VIRGINIA BEACH, Va. - Commissioner of the Revenue Phil Kellam is warning that Virginia Beach residents could see a sizable increase in their personal property tax bills this year if city council doesn't take action.
This week, Kellam says he received an assessment report on vehicle values, showing values increased by more than 40%. The higher someone's vehicle is worth, the more they have to pay in taxes.
Kellam believes the increase is due to COVID-related issues, causing the value of vehicles to skyrocket. Microchip shortages have led to delays in car manufacturers producing new cars, causing prices to increase.
"In my opinion, the current market is distorted, and the values we are seeing are not reflective of an equal and healthy market between willing the buyer and seller," Kellam said in a statement.
He spoke in front of city council on Tuesday and laid out three options: Do nothing, lower the property tax rate for this year, or the city could use a ratio to offset inflation.
"Most people expect their vehicles will be depreciating assets, but this year we had a startling revelation," Kellam told News 3 on Thursday.
He is hoping city council members will provide him direction by mid-March.
"I just think this is such a tremendous increase in revenue the city council needed to know and certainly the citizens needed to know," said Kellam.
On Thursday afternoon, Gov. Glenn Youngkin toured a business in Chesapeake. News 3 asked Youngkin what should be done.
"We should take a step back and make sure we're very, very conscious about how much we're taxing people," Youngkin replied.
Virginia Beach isn't the only city that could see increases. In a phone conversation, the Hampton Commissioner of the Revenue Ross Mugler said that every locality in the area will probably see a tax increase of 26 to 42%, with Hampton on the higher end of that increase.
According to Mugler, the three options to help mitigate the increases are to change the tax rate, reduce the assessment ratio or pass a bill in the General Assembly to send refunds to taxpayers. Hampton is leaning towards reducing the assessment ratio.
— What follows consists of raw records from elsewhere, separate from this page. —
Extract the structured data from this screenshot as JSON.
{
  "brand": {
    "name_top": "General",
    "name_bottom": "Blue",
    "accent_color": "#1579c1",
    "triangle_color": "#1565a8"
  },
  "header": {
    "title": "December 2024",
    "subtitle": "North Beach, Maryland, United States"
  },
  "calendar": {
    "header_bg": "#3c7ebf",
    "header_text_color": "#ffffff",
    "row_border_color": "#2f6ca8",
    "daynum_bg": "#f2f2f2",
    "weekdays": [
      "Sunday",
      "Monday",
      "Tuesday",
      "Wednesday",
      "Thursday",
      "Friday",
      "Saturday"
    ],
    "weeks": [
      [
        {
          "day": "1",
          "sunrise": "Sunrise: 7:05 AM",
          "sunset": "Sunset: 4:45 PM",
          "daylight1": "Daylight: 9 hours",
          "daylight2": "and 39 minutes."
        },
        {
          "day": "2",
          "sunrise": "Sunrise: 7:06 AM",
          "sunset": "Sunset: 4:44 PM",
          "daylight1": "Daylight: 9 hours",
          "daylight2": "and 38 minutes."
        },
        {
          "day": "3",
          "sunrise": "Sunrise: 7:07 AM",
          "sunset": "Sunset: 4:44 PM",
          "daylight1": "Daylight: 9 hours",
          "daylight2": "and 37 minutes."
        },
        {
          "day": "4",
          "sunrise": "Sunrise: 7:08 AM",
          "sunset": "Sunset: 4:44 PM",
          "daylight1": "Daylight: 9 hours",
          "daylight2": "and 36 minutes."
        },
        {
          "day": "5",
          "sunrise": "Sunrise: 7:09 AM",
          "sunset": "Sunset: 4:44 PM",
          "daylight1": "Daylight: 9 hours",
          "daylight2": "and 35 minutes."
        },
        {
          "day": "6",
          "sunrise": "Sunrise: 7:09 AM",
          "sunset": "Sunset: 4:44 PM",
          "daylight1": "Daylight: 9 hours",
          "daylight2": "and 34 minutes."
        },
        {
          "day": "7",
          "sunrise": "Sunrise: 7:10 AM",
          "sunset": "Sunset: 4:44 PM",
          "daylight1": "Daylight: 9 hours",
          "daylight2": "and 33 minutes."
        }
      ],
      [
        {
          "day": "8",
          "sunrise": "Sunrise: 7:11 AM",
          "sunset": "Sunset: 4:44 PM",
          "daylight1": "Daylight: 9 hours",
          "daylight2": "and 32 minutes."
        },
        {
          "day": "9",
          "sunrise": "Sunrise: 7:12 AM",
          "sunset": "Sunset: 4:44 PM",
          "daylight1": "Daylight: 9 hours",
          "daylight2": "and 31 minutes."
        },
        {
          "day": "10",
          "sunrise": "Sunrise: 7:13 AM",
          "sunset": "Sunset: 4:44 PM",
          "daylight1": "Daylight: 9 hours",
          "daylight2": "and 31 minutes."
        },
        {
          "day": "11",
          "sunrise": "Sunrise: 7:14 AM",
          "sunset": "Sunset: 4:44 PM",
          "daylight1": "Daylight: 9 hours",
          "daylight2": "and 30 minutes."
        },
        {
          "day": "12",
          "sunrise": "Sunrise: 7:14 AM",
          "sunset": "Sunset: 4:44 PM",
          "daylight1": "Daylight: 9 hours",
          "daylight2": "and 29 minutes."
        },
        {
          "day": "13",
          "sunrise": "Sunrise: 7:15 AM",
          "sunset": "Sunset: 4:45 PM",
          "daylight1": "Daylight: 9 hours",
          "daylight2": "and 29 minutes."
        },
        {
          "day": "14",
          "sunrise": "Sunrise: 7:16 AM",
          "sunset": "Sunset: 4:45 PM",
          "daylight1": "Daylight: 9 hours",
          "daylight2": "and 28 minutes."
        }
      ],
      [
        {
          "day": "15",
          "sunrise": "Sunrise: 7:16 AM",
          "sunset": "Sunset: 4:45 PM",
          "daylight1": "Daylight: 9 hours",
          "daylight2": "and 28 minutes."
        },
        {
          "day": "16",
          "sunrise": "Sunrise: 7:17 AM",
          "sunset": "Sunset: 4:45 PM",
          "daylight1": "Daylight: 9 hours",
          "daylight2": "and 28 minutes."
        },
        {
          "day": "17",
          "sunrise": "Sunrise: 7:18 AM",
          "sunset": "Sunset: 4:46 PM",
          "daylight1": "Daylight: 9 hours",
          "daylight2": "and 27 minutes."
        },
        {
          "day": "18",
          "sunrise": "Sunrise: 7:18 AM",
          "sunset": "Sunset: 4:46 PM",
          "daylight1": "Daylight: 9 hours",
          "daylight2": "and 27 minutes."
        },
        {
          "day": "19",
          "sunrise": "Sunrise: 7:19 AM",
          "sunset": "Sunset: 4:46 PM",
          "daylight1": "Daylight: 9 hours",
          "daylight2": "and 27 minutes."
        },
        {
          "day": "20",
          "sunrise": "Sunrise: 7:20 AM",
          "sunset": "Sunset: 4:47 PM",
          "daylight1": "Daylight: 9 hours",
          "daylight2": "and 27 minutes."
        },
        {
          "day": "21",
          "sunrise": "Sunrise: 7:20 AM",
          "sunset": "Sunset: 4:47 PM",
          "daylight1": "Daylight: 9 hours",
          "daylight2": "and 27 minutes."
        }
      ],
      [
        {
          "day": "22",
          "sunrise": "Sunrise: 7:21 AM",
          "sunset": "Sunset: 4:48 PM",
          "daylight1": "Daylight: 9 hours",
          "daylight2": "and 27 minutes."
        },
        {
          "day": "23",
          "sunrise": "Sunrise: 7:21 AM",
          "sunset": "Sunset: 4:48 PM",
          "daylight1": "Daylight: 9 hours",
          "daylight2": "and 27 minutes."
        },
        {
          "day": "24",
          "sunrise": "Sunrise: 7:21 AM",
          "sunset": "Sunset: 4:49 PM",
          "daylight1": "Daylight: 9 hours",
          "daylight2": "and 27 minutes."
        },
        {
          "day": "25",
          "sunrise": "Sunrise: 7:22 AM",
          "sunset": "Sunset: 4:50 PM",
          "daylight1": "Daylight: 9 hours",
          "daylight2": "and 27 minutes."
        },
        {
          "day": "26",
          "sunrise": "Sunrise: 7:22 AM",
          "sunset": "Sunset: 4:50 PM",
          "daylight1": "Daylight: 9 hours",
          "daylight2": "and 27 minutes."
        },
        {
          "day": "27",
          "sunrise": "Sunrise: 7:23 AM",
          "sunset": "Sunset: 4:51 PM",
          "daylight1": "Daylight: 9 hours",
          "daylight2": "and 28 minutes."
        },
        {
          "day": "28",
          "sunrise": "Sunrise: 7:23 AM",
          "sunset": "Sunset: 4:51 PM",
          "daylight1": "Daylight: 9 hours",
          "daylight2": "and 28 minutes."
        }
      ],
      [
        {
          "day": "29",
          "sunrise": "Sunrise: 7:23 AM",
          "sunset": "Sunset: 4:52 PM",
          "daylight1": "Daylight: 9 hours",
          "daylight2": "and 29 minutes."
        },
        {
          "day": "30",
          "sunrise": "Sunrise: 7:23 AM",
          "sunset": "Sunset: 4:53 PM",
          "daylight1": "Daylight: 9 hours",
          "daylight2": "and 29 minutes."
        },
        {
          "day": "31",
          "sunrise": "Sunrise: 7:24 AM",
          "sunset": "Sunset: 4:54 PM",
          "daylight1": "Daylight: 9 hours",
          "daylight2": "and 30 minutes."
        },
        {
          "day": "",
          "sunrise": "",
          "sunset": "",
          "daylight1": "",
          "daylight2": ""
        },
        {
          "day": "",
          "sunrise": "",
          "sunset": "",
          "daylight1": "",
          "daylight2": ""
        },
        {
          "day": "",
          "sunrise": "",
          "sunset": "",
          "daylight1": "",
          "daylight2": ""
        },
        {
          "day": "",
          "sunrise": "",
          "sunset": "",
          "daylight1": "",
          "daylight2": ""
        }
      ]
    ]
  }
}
Portsmouth Commissioner of the Revenue Franklin Edmondson said the city's expected property increase for vehicles is around 35 percent, but that number could be higher or lower. Portsmouth will hold property tax appeals on Saturday, May 14.
Chesapeake Commissioner of the Revenue Victoria Proffitt told News 3 reporter Brendan Ponton that Chesapeake is seeing an average increase of 28%. Proffitt is in the early stages of bringing up a one-time reduction in rates to the city council.
Norfolk Commissioner of the Revenue Blythe Scott sent the following statement to News 3: "Based on preliminary estimates, the City of Norfolk is anticipating increases in vehicle value assessments for the upcoming personal property tax billing. Norfolk continues to use J.D. Power for valuation purposes, which takes into consideration nationwide increases due to steady demand coupled with increasingly limited supply of both new and used vehicles. Our offices acknowledge the hardship this may present for taxpayers and are currently in communication with City management regarding this matter."
Suffolk Commissioner of the Revenue Susan Draper said that rising taxes are a concern in the city, but at this time no decision has been reached on how to combat the issue.
The office for the Newport News Commissioner of the Revenue released the following statement: "Yes, this is a concern for Newport News. We are in the middle of our budget season and are looking at multiple options to assist taxpayers."